Driving Schools Culpable

Driving Schools Culpable  Driving Schools Culpable

The Driving Schools Union last month announced an increase in the driving course fee, which previously, it was promised, would stay unchanged.

In Iran it is mandatory for those who want to obtain a driving license to take driving courses at designated schools. The courses consist of 16 hours of theory (that requires passing a written exam) and 24 hours of practice, meaning driving around in the city with an instructor in the passenger seat.

Each hour of driving practice is fixed at 180,000 rials ($5) while each hour of the theory class is 43,800 rials ($1.2), up from 150,000 rials ($4.3) and 36,500 rials ($1) respectively, making the driving school business a multimillion-dollar industry in the country, reports an article on

Prior to 2005, attending a driving school to obtain a license was not compulsory. Also, there were fewer cars, and fewer members in each family owning a car.

But as urbanization pushed people into a car-buying frenzy, and the number of private vehicles began surging in the mid-2000, the fortunes of driving schools changed.

According to data released by the Tehran Traffic Police, 1.7 million new driving licenses were issued in 2014 alone. Given that each full course costs somewhere around 6 million rials ($170), a quick calculation will reveal that the annual turnover of the industry is sure to surpass 8,500 billion rials ($250 million). There are 1,474 registered driving schools currently active across the country, each claiming a share of nearly 6 billion rials ($180,000). It is not a far cry to call the schools a gigantic business.

The rates charged by the driving schools, as is the case with all goods/service  sectors, mount year-on-year, but the rate of traffic accidents fail to decrease. Road accidents still maim and kill hundreds of thousands every year.

The rate of road accidents and their ensuing human and financial loss is alarming. According to national statistics, the economic cost of traffic accidents is huge - 200 trillion rials ($6 billion) per year for 18 million registered vehicles. Each year, road mishaps kill nearly 28,000 people in Iran, and injure/disable 300,000 more.

According to the World Health Organization’s Global Status Report on Road Safety for 2015, four-wheelers (cars and light vehicles, heavy trucks, and buses) were responsible for a death rate of 48% (22% drivers and 26% passengers) in Iran in 2010. In 2012, a WHO report said Iran had the highest number of deaths caused by road accidents in the world.

  Driving Etiquette

One cannot help but wonder if the driving courses are actually imparting practical knowledge and skills to learners in driving etiquette and traffic navigation on the overcrowded streets, which should typically involve being courteous and staying alert. Failure to adhere to this behavior can, and has, led to increased risk of road mishaps, anxiety and road rage.

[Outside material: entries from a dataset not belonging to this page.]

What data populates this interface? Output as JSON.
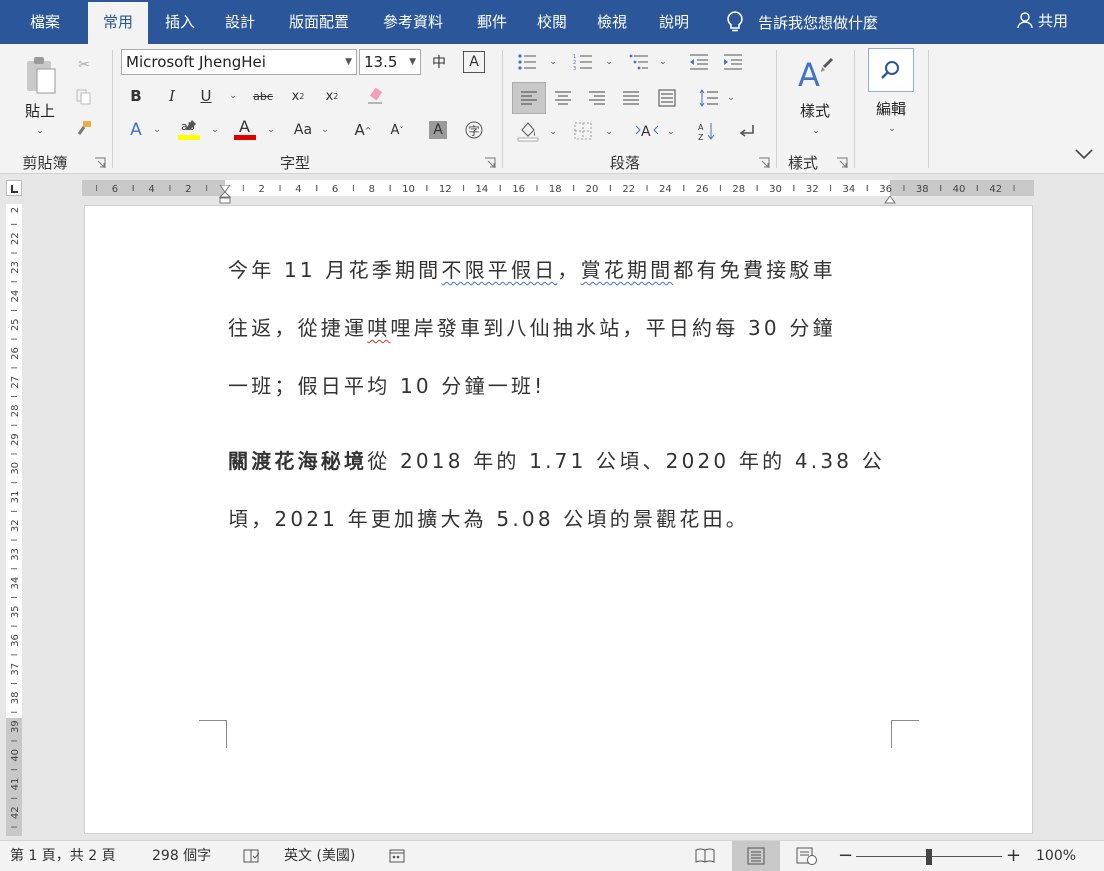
{
  "tabs": [
    "檔案",
    "常用",
    "插入",
    "設計",
    "版面配置",
    "參考資料",
    "郵件",
    "校閱",
    "檢視",
    "說明"
  ],
  "tell_me": "告訴我您想做什麼",
  "share": "共用",
  "clipboard": {
    "paste": "貼上",
    "group": "剪貼簿"
  },
  "font": {
    "name": "Microsoft JhengHei",
    "size": "13.5",
    "group": "字型"
  },
  "paragraph": {
    "group": "段落"
  },
  "styles": {
    "label": "樣式",
    "group": "樣式"
  },
  "editing": {
    "label": "編輯"
  },
  "ruler": {
    "h_ticks": [
      "6",
      "4",
      "2",
      "2",
      "4",
      "6",
      "8",
      "10",
      "12",
      "14",
      "16",
      "18",
      "20",
      "22",
      "24",
      "26",
      "28",
      "30",
      "32",
      "34",
      "36",
      "38",
      "40",
      "42"
    ],
    "v_ticks": [
      "2",
      "22",
      "23",
      "24",
      "25",
      "26",
      "27",
      "28",
      "29",
      "30",
      "31",
      "32",
      "33",
      "34",
      "35",
      "36",
      "37",
      "38",
      "39",
      "40",
      "41",
      "42"
    ]
  },
  "document": {
    "p1": {
      "l1a": "今年 11 月花季期間",
      "l1b": "不限平假日",
      "l1c": "，",
      "l1d": "賞花期間",
      "l1e": "都有免費接駁車",
      "l2a": "往返，從捷運",
      "l2b": "唭",
      "l2c": "哩岸發車到八仙抽水站，平日約每 30 分鐘",
      "l3": "一班；假日平均 10 分鐘一班!"
    },
    "p2": {
      "bold": "關渡花海秘境",
      "l1": "從 2018 年的 1.71 公頃、2020 年的 4.38 公",
      "l2": "頃，2021 年更加擴大為 5.08 公頃的景觀花田。"
    }
  },
  "status": {
    "page": "第 1 頁，共 2 頁",
    "words": "298 個字",
    "language": "英文 (美國)",
    "zoom_percent": "100%",
    "zoom_level": 0.5
  },
  "colors": {
    "brand": "#2b579a",
    "highlight": "#ffff00",
    "font_color": "#e00000"
  }
}
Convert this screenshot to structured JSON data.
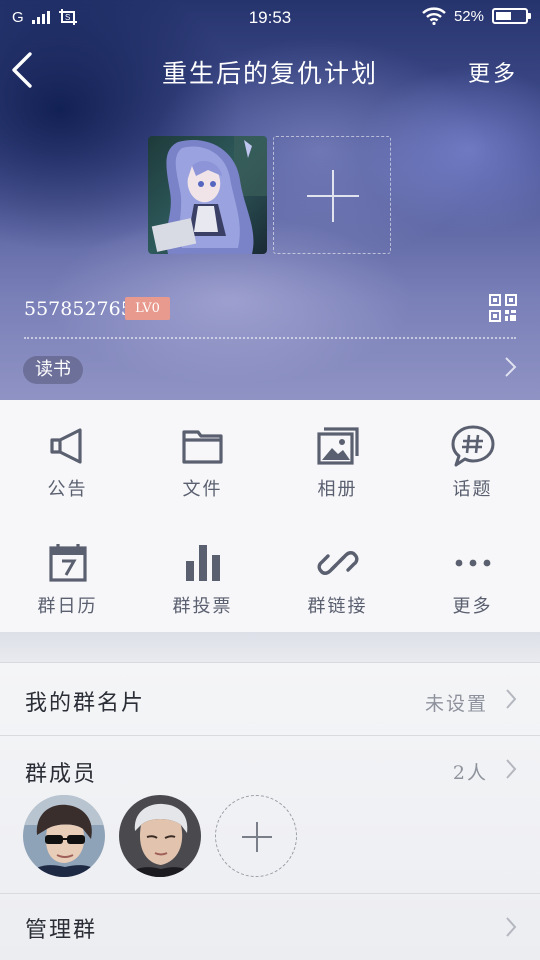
{
  "status_bar": {
    "carrier": "G",
    "time": "19:53",
    "battery_percent": "52%",
    "battery_level": 0.52
  },
  "nav": {
    "title": "重生后的复仇计划",
    "more_label": "更多"
  },
  "group": {
    "id": "557852765",
    "level_badge": "LV0",
    "tag": "读书"
  },
  "functions": [
    {
      "label": "公告",
      "icon": "megaphone-icon"
    },
    {
      "label": "文件",
      "icon": "folder-icon"
    },
    {
      "label": "相册",
      "icon": "photo-album-icon"
    },
    {
      "label": "话题",
      "icon": "hashtag-bubble-icon"
    },
    {
      "label": "群日历",
      "icon": "calendar-icon"
    },
    {
      "label": "群投票",
      "icon": "bar-chart-icon"
    },
    {
      "label": "群链接",
      "icon": "link-icon"
    },
    {
      "label": "更多",
      "icon": "more-dots-icon"
    }
  ],
  "my_card": {
    "label": "我的群名片",
    "value": "未设置"
  },
  "members": {
    "label": "群成员",
    "count": "2人"
  },
  "manage": {
    "label": "管理群"
  },
  "colors": {
    "badge": "#e89a8e",
    "icon": "#5b6070",
    "text_primary": "#2b2e36",
    "text_secondary": "#8e929c"
  }
}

It is observed that practical driving lessons in Iran are not standard and need review and revision. Once the theoretical concepts are through, the practice of driving could also be influenced by the instructor’s personal style and preferences.

Another problem is said to be the driving test itself. It is generally believed that in the bygone years the tests were much stricter than today and the police officers in charge were of the “no-nonsense” type and simply uncompromising with the applicants, almost all of whom were young people. There are tales that many used to fail the road test several times for some very minor fault and or inability, especially when it came to the parking test.

May be then those applying for the tests were much smaller than they are now and the officers had enough time. Doing the numbers can offer some insight into what is going on and what lies ahead: three decades ago the population of the country was 35 million. Now it is 80 million and growing.  

An overview of the rules and regulations in other countries shows that driving lessons are not mandatory in many developed nations, and a person’s ability to drive is evaluated upon applying for a license.

In the United States and Canada, one should visit the local Driving Motor Vehicle office, complete a Driver License or Identification Card Application, pay the small amount ($33) of driver’s license fee, pass the written test, and then the road test.

The reasons behind mandatory driving lessons in Iran are unclear. Given the entry of a large number of vehicles on streets every month, profit could be the only motivation, particularly since those who obtain the license after passing the tests are not necessarily more skilled at driving than those without a license.